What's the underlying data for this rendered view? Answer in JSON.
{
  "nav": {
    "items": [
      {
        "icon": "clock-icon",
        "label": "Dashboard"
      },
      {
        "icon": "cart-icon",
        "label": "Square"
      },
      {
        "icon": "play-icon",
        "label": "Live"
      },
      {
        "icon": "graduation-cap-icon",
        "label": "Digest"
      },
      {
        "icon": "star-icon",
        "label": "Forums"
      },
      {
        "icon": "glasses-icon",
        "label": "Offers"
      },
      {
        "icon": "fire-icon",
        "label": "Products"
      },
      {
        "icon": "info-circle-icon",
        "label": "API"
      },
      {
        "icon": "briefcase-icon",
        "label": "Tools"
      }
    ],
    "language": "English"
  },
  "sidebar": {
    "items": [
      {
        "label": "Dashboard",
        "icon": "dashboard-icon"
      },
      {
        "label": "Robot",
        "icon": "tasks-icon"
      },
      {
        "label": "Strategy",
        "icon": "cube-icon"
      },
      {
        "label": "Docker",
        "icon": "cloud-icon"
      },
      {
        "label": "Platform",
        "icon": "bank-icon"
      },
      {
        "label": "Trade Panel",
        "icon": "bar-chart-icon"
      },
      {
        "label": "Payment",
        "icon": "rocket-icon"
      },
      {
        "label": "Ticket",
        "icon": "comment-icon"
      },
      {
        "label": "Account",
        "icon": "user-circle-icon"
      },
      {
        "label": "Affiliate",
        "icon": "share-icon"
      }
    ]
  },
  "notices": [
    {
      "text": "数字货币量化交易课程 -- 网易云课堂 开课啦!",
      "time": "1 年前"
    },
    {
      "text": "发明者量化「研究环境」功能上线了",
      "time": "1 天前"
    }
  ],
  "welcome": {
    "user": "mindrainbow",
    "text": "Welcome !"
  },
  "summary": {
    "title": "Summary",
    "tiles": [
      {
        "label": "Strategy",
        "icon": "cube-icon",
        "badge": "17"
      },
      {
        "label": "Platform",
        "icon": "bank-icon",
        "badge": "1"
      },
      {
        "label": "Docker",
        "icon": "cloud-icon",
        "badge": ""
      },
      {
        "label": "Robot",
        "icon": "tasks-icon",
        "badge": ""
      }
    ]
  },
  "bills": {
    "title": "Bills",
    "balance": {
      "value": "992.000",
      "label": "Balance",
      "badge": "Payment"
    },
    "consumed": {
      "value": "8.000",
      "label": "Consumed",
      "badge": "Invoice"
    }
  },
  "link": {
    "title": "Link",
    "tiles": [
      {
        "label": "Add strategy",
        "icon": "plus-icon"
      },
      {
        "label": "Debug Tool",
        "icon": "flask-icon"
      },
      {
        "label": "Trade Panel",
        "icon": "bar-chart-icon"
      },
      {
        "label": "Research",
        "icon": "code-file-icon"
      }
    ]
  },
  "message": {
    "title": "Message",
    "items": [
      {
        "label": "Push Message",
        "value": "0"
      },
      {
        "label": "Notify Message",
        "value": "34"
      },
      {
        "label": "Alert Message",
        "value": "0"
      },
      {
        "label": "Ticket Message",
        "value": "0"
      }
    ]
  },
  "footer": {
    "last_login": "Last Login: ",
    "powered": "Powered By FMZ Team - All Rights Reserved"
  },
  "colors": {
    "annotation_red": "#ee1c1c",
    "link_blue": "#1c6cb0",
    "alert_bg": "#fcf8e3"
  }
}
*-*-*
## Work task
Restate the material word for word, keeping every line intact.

## Final answer
What's the underlying data for this rendered view? Answer in JSON.
{
  "nav": {
    "items": [
      {
        "icon": "clock-icon",
        "label": "Dashboard"
      },
      {
        "icon": "cart-icon",
        "label": "Square"
      },
      {
        "icon": "play-icon",
        "label": "Live"
      },
      {
        "icon": "graduation-cap-icon",
        "label": "Digest"
      },
      {
        "icon": "star-icon",
        "label": "Forums"
      },
      {
        "icon": "glasses-icon",
        "label": "Offers"
      },
      {
        "icon": "fire-icon",
        "label": "Products"
      },
      {
        "icon": "info-circle-icon",
        "label": "API"
      },
      {
        "icon": "briefcase-icon",
        "label": "Tools"
      }
    ],
    "language": "English"
  },
  "sidebar": {
    "items": [
      {
        "label": "Dashboard",
        "icon": "dashboard-icon"
      },
      {
        "label": "Robot",
        "icon": "tasks-icon"
      },
      {
        "label": "Strategy",
        "icon": "cube-icon"
      },
      {
        "label": "Docker",
        "icon": "cloud-icon"
      },
      {
        "label": "Platform",
        "icon": "bank-icon"
      },
      {
        "label": "Trade Panel",
        "icon": "bar-chart-icon"
      },
      {
        "label": "Payment",
        "icon": "rocket-icon"
      },
      {
        "label": "Ticket",
        "icon": "comment-icon"
      },
      {
        "label": "Account",
        "icon": "user-circle-icon"
      },
      {
        "label": "Affiliate",
        "icon": "share-icon"
      }
    ]
  },
  "notices": [
    {
      "text": "数字货币量化交易课程 -- 网易云课堂 开课啦!",
      "time": "1 年前"
    },
    {
      "text": "发明者量化「研究环境」功能上线了",
      "time": "1 天前"
    }
  ],
  "welcome": {
    "user": "mindrainbow",
    "text": "Welcome !"
  },
  "summary": {
    "title": "Summary",
    "tiles": [
      {
        "label": "Strategy",
        "icon": "cube-icon",
        "badge": "17"
      },
      {
        "label": "Platform",
        "icon": "bank-icon",
        "badge": "1"
      },
      {
        "label": "Docker",
        "icon": "cloud-icon",
        "badge": ""
      },
      {
        "label": "Robot",
        "icon": "tasks-icon",
        "badge": ""
      }
    ]
  },
  "bills": {
    "title": "Bills",
    "balance": {
      "value": "992.000",
      "label": "Balance",
      "badge": "Payment"
    },
    "consumed": {
      "value": "8.000",
      "label": "Consumed",
      "badge": "Invoice"
    }
  },
  "link": {
    "title": "Link",
    "tiles": [
      {
        "label": "Add strategy",
        "icon": "plus-icon"
      },
      {
        "label": "Debug Tool",
        "icon": "flask-icon"
      },
      {
        "label": "Trade Panel",
        "icon": "bar-chart-icon"
      },
      {
        "label": "Research",
        "icon": "code-file-icon"
      }
    ]
  },
  "message": {
    "title": "Message",
    "items": [
      {
        "label": "Push Message",
        "value": "0"
      },
      {
        "label": "Notify Message",
        "value": "34"
      },
      {
        "label": "Alert Message",
        "value": "0"
      },
      {
        "label": "Ticket Message",
        "value": "0"
      }
    ]
  },
  "footer": {
    "last_login": "Last Login: ",
    "powered": "Powered By FMZ Team - All Rights Reserved"
  },
  "colors": {
    "annotation_red": "#ee1c1c",
    "link_blue": "#1c6cb0",
    "alert_bg": "#fcf8e3"
  }
}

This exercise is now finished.